Cape Verde is making a notable effort to priortise the renewable energy sector. It aims to achieve 100 per cent of its electricity generation through renewable energy sources by 2020. The country has taken several steps to develop grid-connected wind farms and solar photovoltaic (PV) plants to improve its grid access.

 

In addition, countries like Senegal, Ghana, Mali, Liberia, Guinea and Nigeria are also working towards developing detailed renewable energy policies. Countries like Ghana, the Gambia and Senegal have validated their draft renewable energy laws. Furthermore, Liberia, Mali and Senegal have adopted ambitious renewable energy targets of 30 per cent, 25 per cent and 15 per cent (installed capacity) respectively by 2021, and Ghana and Nigeria have set a target of 10 per cent by 2020.

 

Five West African countries, namely, Guinea-Bissau, Burkina Faso, Sierra Leone, Togo and the Gambia, currently have no defined renewable energy targets. However, these countries are actively developing renewable energy projects. Burkina Faso is working on developing PV- and biofuel-based energy resources and Togo is utilising its wind-based resources.

 

The ECOWAS Renewable Energy Policy has set a target of creating 60,000 mini-grids and 2.6 million stand-alone systems across the region by 2020, at a cost of EUR13.6 billion to serve 71.4 million people. The ECOWAS Rural Electrification Programme, which is implemented by ECOWAS Centre for Renewable Energy and Energy Efficiency (ECREEE), will support the achievement of this target, which aims to create mini-grids that will be powered mostly by PV, hydro, wind, biomass, biofuel and hybrid systems with diesel.

 

In addition, ECOWAS and ECREEE have mapped out the small-scale hydropower development potential in 14 West African countries. Countries like Guinea, Sierra Leone and Liberia are also working on such hydro-based projects to improve electricity access.

 

Regional integration

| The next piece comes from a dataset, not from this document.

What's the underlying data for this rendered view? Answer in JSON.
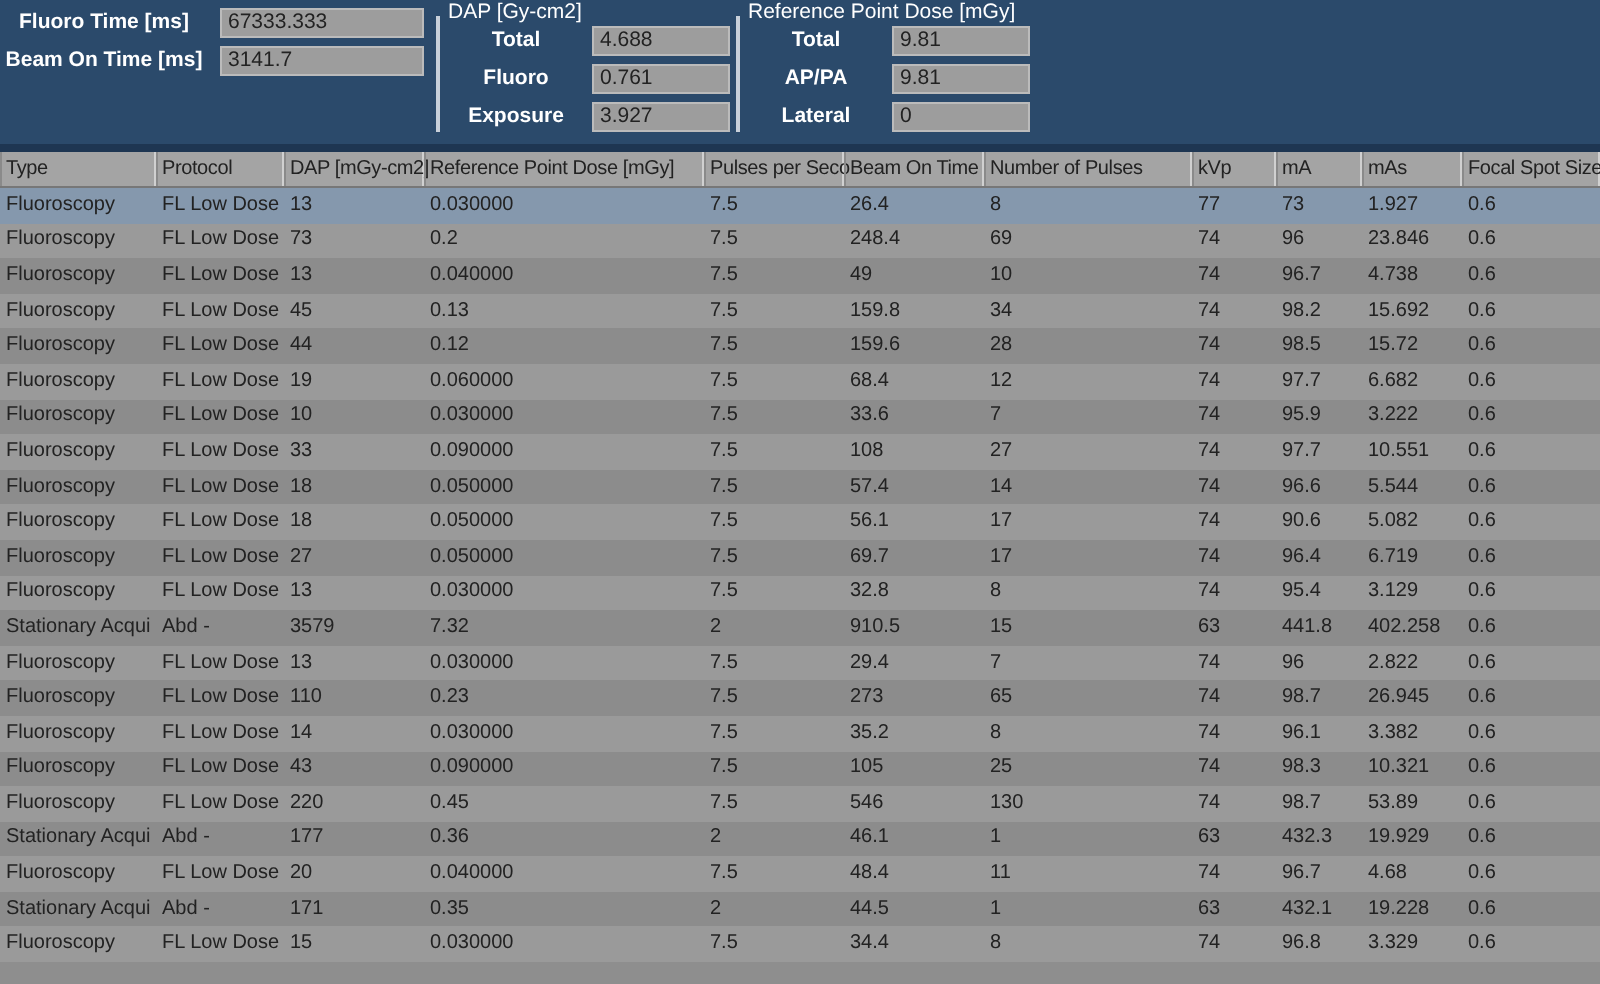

Regional integration of national power systems through a power pool mechanism continues to be seen as a primary means of resolving the power supply situation.

 

Regional power system integration, cooperation through grid interconnections and power pooling can address these power shortages and also ensure cost-effective and reliable power supply. There are several benefits of developing interconnections and operating power pools. These include reduced capital and operating costs through improved coordination among power utilities; optimisation of generation resources with large units; improved power system reliability with reserve sharing; enhanced security of supply through mutual assistance; improved investment climate through pooling risks; coordination of generation and transmission expansion; increase in inter-country electricity exchanges; and development of a regional market for electricity. More importantly, integrated regional power markets also boost economic development, alleviate poverty and achieve environmental sustainability.

To meet these challenges, governments must also look beyond their own borders and think on a continental scale. Western Africa is rich in energy resources, but as these resources are not evenly distributed, cross-border power trade is essential.

 

Presently, around 862 km of regional interconnection transmission lines have been commissioned. This includes four projects—the 330 kV West (Nigeria)–Sakete (Benin) interconnection project; the 330 kV Aboadze–Volta transmission line project in Ghana; the 225 kV Cote d’Ivoire–Mali interconnection project; and the 225 kV Bobo–Ouaga transmission line project in Burkina Faso. In addition, around 4,000 km of transmission line projects at the 225 kV and 330 kV voltage levels are at various stages of implementation. The majority of these interconnection projects are likely to be commissioned by 2020-21.

 

Table 1: Key regional integration priority projects in West Africa

Projects

Route

Voltage (KV)

Length (km)

Scheduled commissioning

Ghana–Togo–Benin interconnection project

Volta (Ghana)–Lome "C" (Togo)–Sakete (Benin) line

330

 NA

2017

Cote d’Ivoir